What does it mean to be fully human? I have often asked this question. Even after receiving Jesus into my life, I sometimes feel incomplete or empty within. Hence, I stretched out my hands to find things to do, to occupy and fill my life. I put much effort into work, church ministry, hang out with friends, and soon I realised my identity revolves around these. These became my ends. I strived to do well in these areas, to gain significance, acceptance, job progression, status, recognition, monetary rewards.
My relationship with God, sometimes, becomes a means to these ends too. I come to God to ask for success and to fulfil what I have on hand, or plan to do and achieve, and sometimes to prove my worth, instead of truly seeking Him. In the process, I found much stress, frustration and futility. Further, it never truly satisfies, and is often temporal.
Yet, it is not to say that I cannot come to God to ask for things. In the Lord’s Prayer, Jesus taught us that we can go to him in prayer and ask Him for our daily needs (Matt 6:11).
He promised that He will provide. However, it is interesting that He taught us to come to Him first by recognising our relationship with Him, that God is our heavenly Father; to reflect on His character of holiness, and to yearn for His Kingdom to come and His will to be done (Matt 6:9-10). In the book of Revelation, in the final restored Kingdom, Jesus will be on the throne, dwelling with His redeemed people, in the fullness of glory. The redeemed people of God will worship and serve in the temple of God day and night (Rev 7:15). I come to realise that at the end, the presence and glory of God is the everlasting end that will truly satisfy.
I begin to understand what being fully human means. It is coming into the presence of God, through Christ, finding forgiveness, acceptance, love and my identity and significance in Him, which matters most. As I dwell in the presence of God, worship Him, behold His power and glory from His revealed words in the bible, I am gradually transformed into His image. NT Wright in his book “After you believe” describes that men were made to be God’s image bearer, to be priests and rulers, to reflect God’s glory of wisdom, generosity, justice and beauty. Work, church, family, relationships, etc., become gifts from God, to serve His purposes, as God’s agent in the world to bring about restoration and redemption, to reflect God’s glory to the world. I begin to find my joy, fulfilment and significance in Him.
Yet, as I live in the world, I would continue to experience frustrations, pains and aches, as the world is fallen, and is far from perfect. Romans 8:22 describes how the whole of creation groans in pain, as we wait in eager anticipation for the final restoration and renewal in the last days.
Meanwhile, I need to depend on His grace, and persevere on in faith.

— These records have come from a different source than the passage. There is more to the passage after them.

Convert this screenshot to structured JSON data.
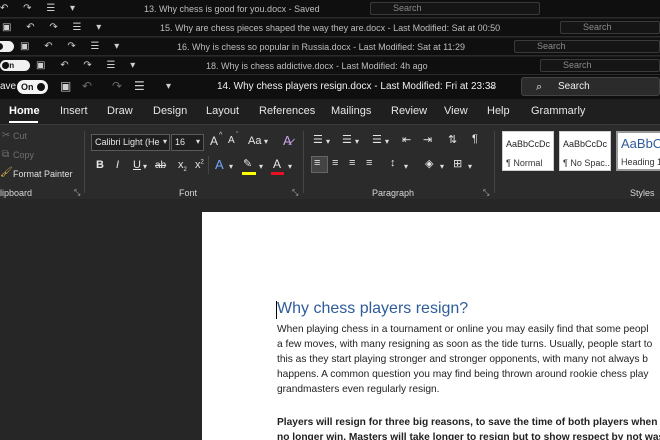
{
  "stacked_windows": [
    {
      "title": "13. Why chess is good for you.docx  -  Saved",
      "search": "Search"
    },
    {
      "title": "15. Why are chess pieces shaped the way they are.docx  -  Last Modified: Sat at 00:50",
      "search": "Search"
    },
    {
      "title": "16. Why is chess so popular in Russia.docx  -  Last Modified: Sat at 11:29",
      "search": "Search"
    },
    {
      "title": "18. Why is chess addictive.docx  -  Last Modified: 4h ago",
      "search": "Search",
      "toggle": "On"
    }
  ],
  "titlebar": {
    "autosave_label": "ave",
    "autosave_toggle": "On",
    "document_title": "14. Why chess players resign.docx  -  Last Modified: Fri at 23:38",
    "search_placeholder": "Search"
  },
  "tabs": [
    "Home",
    "Insert",
    "Draw",
    "Design",
    "Layout",
    "References",
    "Mailings",
    "Review",
    "View",
    "Help",
    "Grammarly"
  ],
  "active_tab": "Home",
  "ribbon": {
    "clipboard": {
      "cut": "Cut",
      "copy": "Copy",
      "format_painter": "Format Painter",
      "label": "lipboard"
    },
    "font": {
      "name": "Calibri Light (He",
      "size": "16",
      "label": "Font",
      "grow": "A",
      "shrink": "A",
      "case": "Aa",
      "bold": "B",
      "italic": "I",
      "underline": "U",
      "strike": "ab",
      "subscript": "x",
      "superscript": "x"
    },
    "paragraph": {
      "label": "Paragraph"
    },
    "styles": {
      "label": "Styles",
      "items": [
        {
          "sample": "AaBbCcDc",
          "name": "¶ Normal"
        },
        {
          "sample": "AaBbCcDc",
          "name": "¶ No Spac..."
        },
        {
          "sample": "AaBbC",
          "name": "Heading 1"
        }
      ]
    }
  },
  "document": {
    "heading": "Why chess players resign?",
    "paragraph1": [
      "When playing chess in a tournament or online you may easily find that some peopl",
      "a few moves, with many resigning as soon as the tide turns. Usually, people start to",
      "this as they start playing stronger and stronger opponents, with many not always b",
      "happens. A common question you may find being thrown around rookie chess play",
      "grandmasters even regularly resign."
    ],
    "paragraph2": [
      "Players will resign for three big reasons, to save the time of both players when th",
      "no longer win. Masters will take longer to resign but to show respect by not wasti"
    ]
  },
  "colors": {
    "accent_heading": "#2e5c9a",
    "titlebar": "#0f0f0f",
    "ribbon": "#2b2b2b",
    "page": "#ffffff",
    "highlight": "#ffff00",
    "font_color": "#e81123"
  }
}
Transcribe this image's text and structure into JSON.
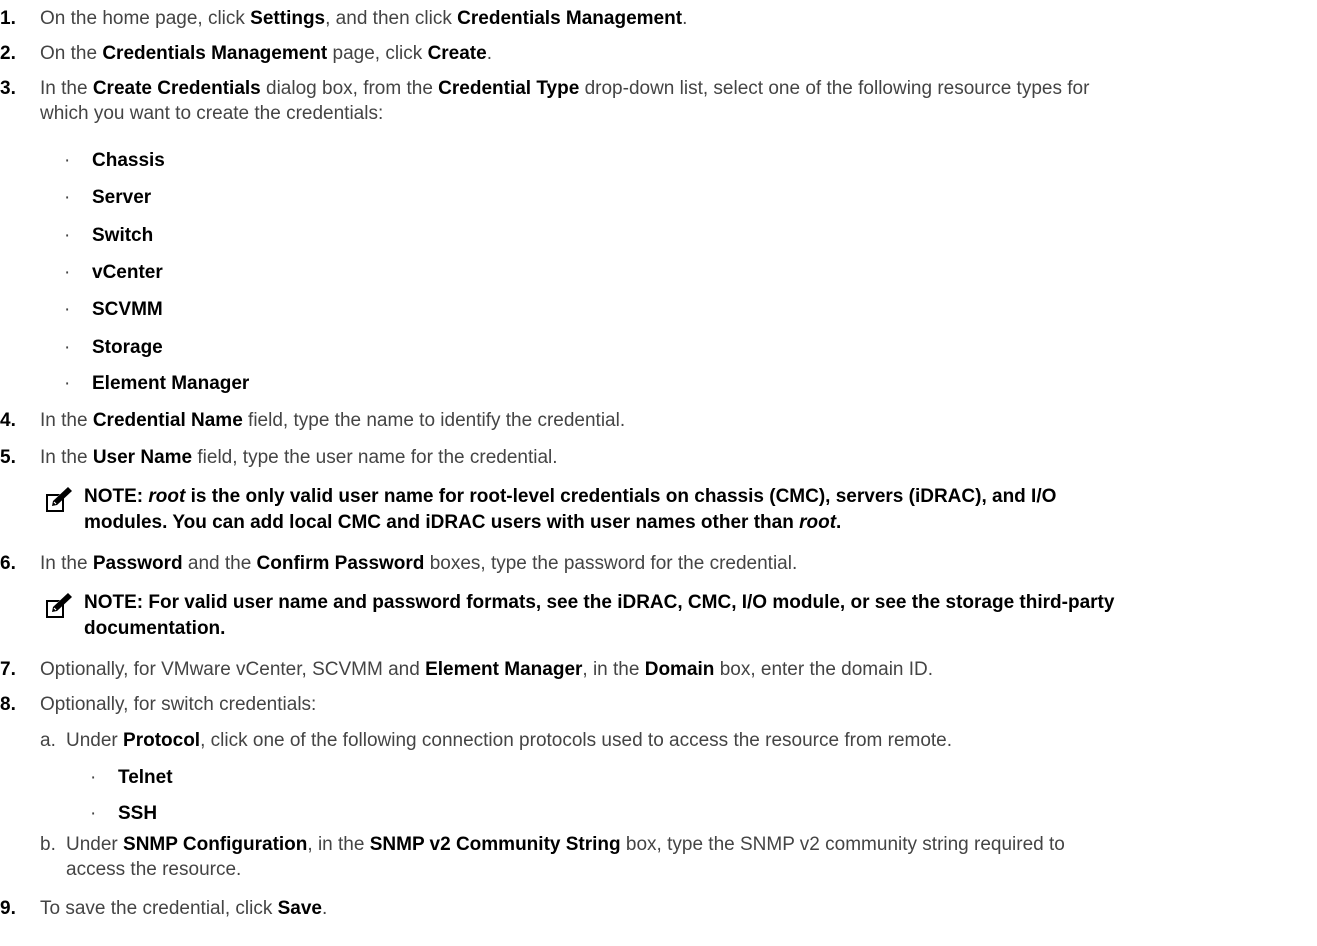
{
  "steps": [
    {
      "num": "1.",
      "parts": [
        "On the home page, click ",
        "Settings",
        ", and then click ",
        "Credentials Management",
        "."
      ]
    },
    {
      "num": "2.",
      "parts": [
        "On the ",
        "Credentials Management",
        " page, click ",
        "Create",
        "."
      ]
    },
    {
      "num": "3.",
      "parts": [
        "In the ",
        "Create Credentials",
        " dialog box, from the ",
        "Credential Type",
        " drop-down list, select one of the following resource types for",
        "which you want to create the credentials:"
      ]
    },
    {
      "num": "4.",
      "parts": [
        "In the ",
        "Credential Name",
        " field, type the name to identify the credential."
      ]
    },
    {
      "num": "5.",
      "parts": [
        "In the ",
        "User Name",
        " field, type the user name for the credential."
      ]
    },
    {
      "num": "6.",
      "parts": [
        "In the ",
        "Password",
        " and the ",
        "Confirm Password",
        " boxes, type the password for the credential."
      ]
    },
    {
      "num": "7.",
      "parts": [
        "Optionally, for VMware vCenter, SCVMM and ",
        "Element Manager",
        ", in the ",
        "Domain",
        " box, enter the domain ID."
      ]
    },
    {
      "num": "8.",
      "parts": [
        "Optionally, for switch credentials:"
      ]
    },
    {
      "num": "9.",
      "parts": [
        "To save the credential, click ",
        "Save",
        "."
      ]
    }
  ],
  "bullet_char": "·",
  "resource_types": [
    "Chassis",
    "Server",
    "Switch",
    "vCenter",
    "SCVMM",
    "Storage",
    "Element Manager"
  ],
  "note1": {
    "prefix": "NOTE: ",
    "root1": "root",
    "line1_rest": " is the only valid user name for root-level credentials on chassis (CMC), servers (iDRAC), and I/O",
    "line2": "modules. You can add local CMC and iDRAC users with user names other than ",
    "root2": "root",
    "end": "."
  },
  "note2": {
    "line1": "NOTE: For valid user name and password formats, see the iDRAC, CMC, I/O module, or see the storage third-party",
    "line2": "documentation."
  },
  "substep_a": {
    "letter": "a.",
    "parts": [
      "Under ",
      "Protocol",
      ", click one of the following connection protocols used to access the resource from remote."
    ],
    "options": [
      "Telnet",
      "SSH"
    ]
  },
  "substep_b": {
    "letter": "b.",
    "parts": [
      "Under ",
      "SNMP Configuration",
      ", in the ",
      "SNMP v2 Community String",
      " box, type the SNMP v2 community string required to"
    ],
    "line2": "access the resource."
  },
  "icon": "note-pencil-icon"
}
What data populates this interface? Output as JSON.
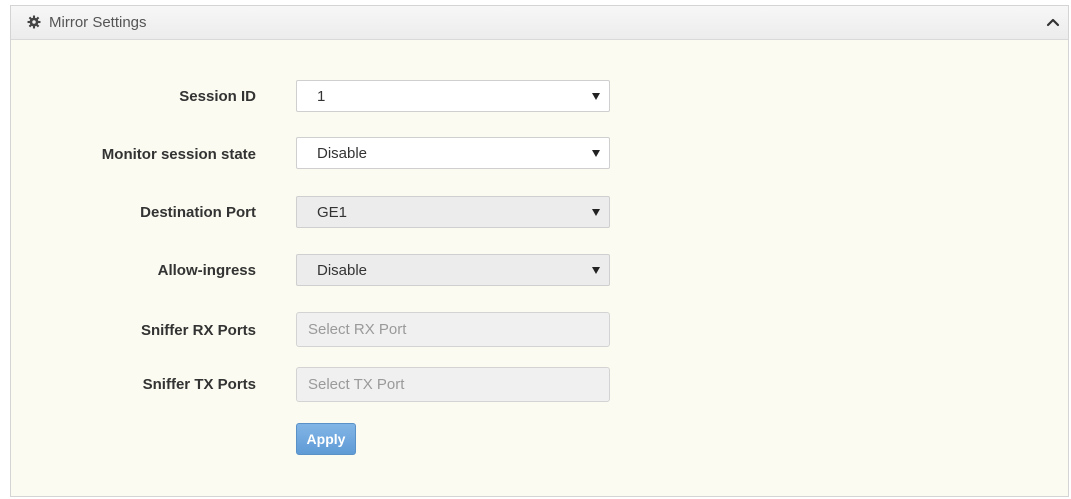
{
  "panel": {
    "title": "Mirror Settings",
    "header_icon": "gear-icon",
    "collapse_icon": "chevron-up-icon"
  },
  "form": {
    "session_id": {
      "label": "Session ID",
      "value": "1"
    },
    "monitor_session_state": {
      "label": "Monitor session state",
      "value": "Disable"
    },
    "destination_port": {
      "label": "Destination Port",
      "value": "GE1"
    },
    "allow_ingress": {
      "label": "Allow-ingress",
      "value": "Disable"
    },
    "sniffer_rx_ports": {
      "label": "Sniffer RX Ports",
      "placeholder": "Select RX Port"
    },
    "sniffer_tx_ports": {
      "label": "Sniffer TX Ports",
      "placeholder": "Select TX Port"
    },
    "apply_label": "Apply"
  },
  "colors": {
    "panel_background": "#fbfbf1",
    "button_blue": "#6ea7dd",
    "disabled_field": "#ececec"
  }
}
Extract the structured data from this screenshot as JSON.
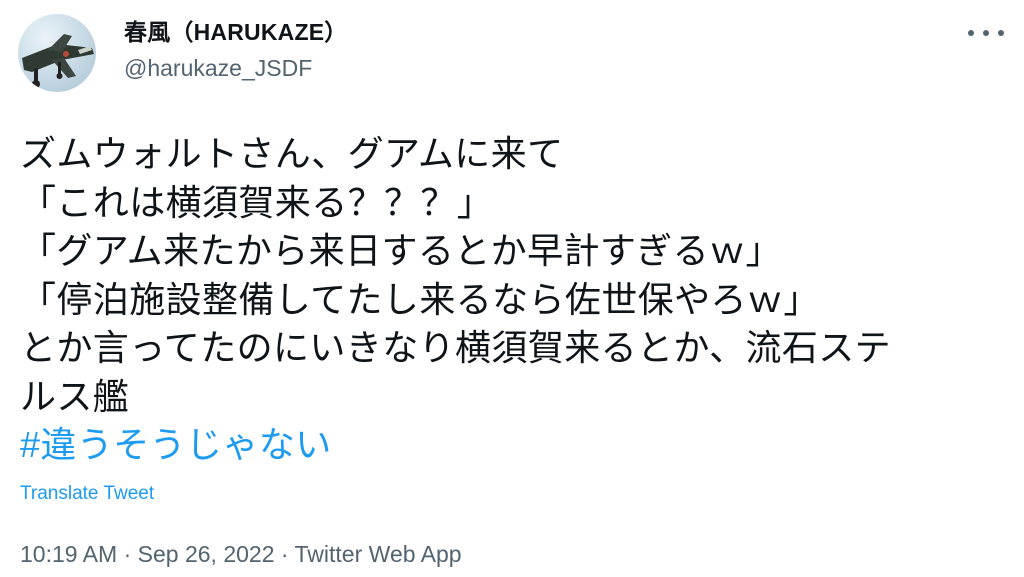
{
  "user": {
    "display_name": "春風（HARUKAZE）",
    "handle": "@harukaze_JSDF"
  },
  "tweet": {
    "lines": [
      "ズムウォルトさん、グアムに来て",
      "「これは横須賀来る？？？」",
      "「グアム来たから来日するとか早計すぎるｗ」",
      "「停泊施設整備してたし来るなら佐世保やろｗ」",
      "とか言ってたのにいきなり横須賀来るとか、流石ステ",
      "ルス艦"
    ],
    "hashtag": "#違うそうじゃない"
  },
  "translate_label": "Translate Tweet",
  "timestamp": {
    "time": "10:19 AM",
    "date": "Sep 26, 2022",
    "source": "Twitter Web App",
    "separator": "·"
  },
  "icons": {
    "more": "more-horizontal-icon"
  },
  "colors": {
    "link": "#1d9bf0",
    "secondary": "#536471",
    "text": "#0f1419"
  }
}
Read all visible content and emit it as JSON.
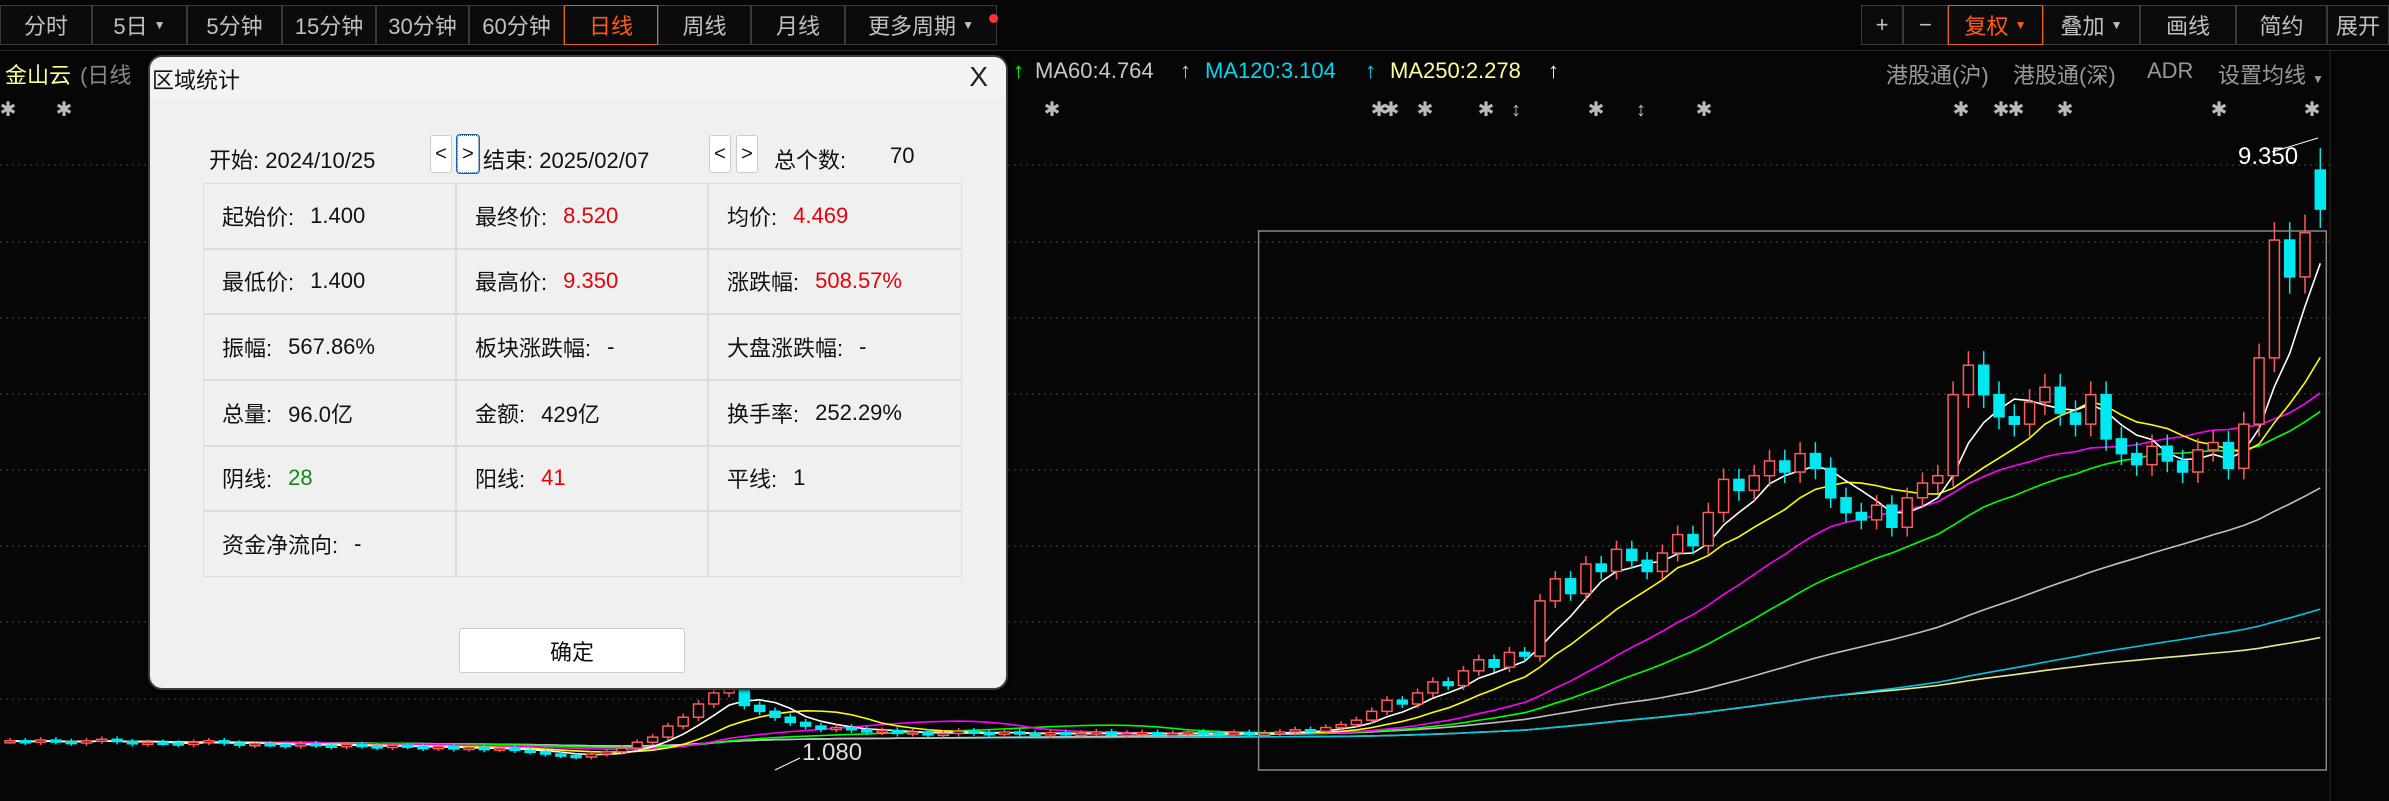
{
  "toolbar": {
    "periods": [
      {
        "label": "分时"
      },
      {
        "label": "5日",
        "caret": true
      },
      {
        "label": "5分钟"
      },
      {
        "label": "15分钟"
      },
      {
        "label": "30分钟"
      },
      {
        "label": "60分钟"
      },
      {
        "label": "日线",
        "active": true
      },
      {
        "label": "周线"
      },
      {
        "label": "月线"
      },
      {
        "label": "更多周期",
        "caret": true,
        "dot": true
      }
    ],
    "right": [
      {
        "label": "+"
      },
      {
        "label": "−"
      },
      {
        "label": "复权",
        "caret": true,
        "active": true
      },
      {
        "label": "叠加",
        "caret": true
      },
      {
        "label": "画线"
      },
      {
        "label": "简约"
      },
      {
        "label": "展开"
      }
    ]
  },
  "legend": {
    "stock": "金山云",
    "period": "(日线",
    "ma60": "MA60:4.764",
    "ma120": "MA120:3.104",
    "ma250": "MA250:2.278",
    "arrow": "↑",
    "links": [
      "港股通(沪)",
      "港股通(深)",
      "ADR",
      "设置均线"
    ]
  },
  "colors": {
    "up": "#ff5a5a",
    "down": "#00e8f0",
    "ma5": "#ffffff",
    "ma10": "#ffff00",
    "ma20": "#ff00ff",
    "ma30": "#00ff00",
    "ma60": "#c0c0c0",
    "ma120": "#00c8e0",
    "ma250": "#e8e890",
    "accent": "#ff5a1a",
    "stock": "#ffff99"
  },
  "chart_data": {
    "type": "candlestick",
    "high_label": "9.350",
    "low_label": "1.080",
    "price_high": 9.35,
    "price_low": 1.08,
    "closes": [
      1.3,
      1.28,
      1.31,
      1.29,
      1.27,
      1.3,
      1.32,
      1.29,
      1.26,
      1.28,
      1.27,
      1.25,
      1.28,
      1.3,
      1.27,
      1.24,
      1.26,
      1.25,
      1.23,
      1.26,
      1.24,
      1.22,
      1.25,
      1.23,
      1.21,
      1.24,
      1.22,
      1.2,
      1.22,
      1.19,
      1.21,
      1.18,
      1.2,
      1.17,
      1.15,
      1.12,
      1.1,
      1.08,
      1.12,
      1.15,
      1.2,
      1.28,
      1.35,
      1.5,
      1.62,
      1.8,
      1.95,
      2.05,
      1.78,
      1.7,
      1.62,
      1.55,
      1.5,
      1.46,
      1.48,
      1.45,
      1.42,
      1.44,
      1.4,
      1.42,
      1.38,
      1.4,
      1.43,
      1.41,
      1.39,
      1.42,
      1.4,
      1.38,
      1.41,
      1.39,
      1.4,
      1.42,
      1.38,
      1.4,
      1.41,
      1.39,
      1.4,
      1.42,
      1.4,
      1.38,
      1.41,
      1.4,
      1.4,
      1.42,
      1.45,
      1.43,
      1.48,
      1.52,
      1.58,
      1.7,
      1.85,
      1.8,
      1.95,
      2.1,
      2.05,
      2.25,
      2.4,
      2.3,
      2.5,
      2.45,
      3.2,
      3.5,
      3.3,
      3.7,
      3.6,
      3.9,
      3.75,
      3.6,
      3.85,
      4.1,
      3.95,
      4.4,
      4.85,
      4.7,
      4.9,
      5.1,
      4.95,
      5.2,
      5.0,
      4.6,
      4.4,
      4.3,
      4.5,
      4.2,
      4.6,
      4.8,
      4.9,
      6.0,
      6.4,
      6.0,
      5.7,
      5.6,
      5.9,
      6.1,
      5.75,
      5.6,
      6.0,
      5.4,
      5.2,
      5.05,
      5.3,
      5.1,
      4.95,
      5.25,
      5.35,
      5.0,
      5.6,
      6.5,
      8.1,
      7.6,
      8.2,
      8.52
    ],
    "selection_start_index": 82
  },
  "dialog": {
    "title": "区域统计",
    "close": "X",
    "start_label": "开始: 2024/10/25",
    "end_label": "结束: 2025/02/07",
    "prev": "<",
    "next": ">",
    "count_label": "总个数:",
    "count": "70",
    "cells": [
      {
        "label": "起始价:",
        "value": "1.400"
      },
      {
        "label": "最终价:",
        "value": "8.520",
        "color": "red"
      },
      {
        "label": "均价:",
        "value": "4.469",
        "color": "red"
      },
      {
        "label": "最低价:",
        "value": "1.400"
      },
      {
        "label": "最高价:",
        "value": "9.350",
        "color": "red"
      },
      {
        "label": "涨跌幅:",
        "value": "508.57%",
        "color": "red"
      },
      {
        "label": "振幅:",
        "value": "567.86%"
      },
      {
        "label": "板块涨跌幅:",
        "value": "-"
      },
      {
        "label": "大盘涨跌幅:",
        "value": "-"
      },
      {
        "label": "总量:",
        "value": "96.0亿"
      },
      {
        "label": "金额:",
        "value": "429亿"
      },
      {
        "label": "换手率:",
        "value": "252.29%"
      },
      {
        "label": "阴线:",
        "value": "28",
        "color": "green"
      },
      {
        "label": "阳线:",
        "value": "41",
        "color": "red"
      },
      {
        "label": "平线:",
        "value": "1"
      },
      {
        "label": "资金净流向:",
        "value": "-"
      },
      {
        "label": "",
        "value": ""
      },
      {
        "label": "",
        "value": ""
      }
    ],
    "ok": "确定"
  }
}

Yet, it is often so easy for me to forget that Jesus Christ is my utmost, and to seek His kingdom and glory. I swing from being self-seeking or being consumed by the troubles of this world. It is here that I find myself needing to build habits of grace, to frequently turn back to Him, to seek Him in His words and prayers, having daily devotions, space and time to reflect and dwell in His Word. David Mathis, in “Habits of Grace” says “Meditating on God’s words shapes our soul… As we’re freshly captivated by the grandeur of our God and his gospel, we become what we behold: “We all, with unveiled face, beholding the glory of the Lord, and being transformed into the same image from one degree of glory to another” (2 Cor 3:18).
Are you dwelling in His presence daily? Are you reflecting God’s glory to the world we live in? Draw close to God and He will draw near to you.
By Chen Yahui, Pastoral Staff (YCKC Bulletin 25&26 February 2017)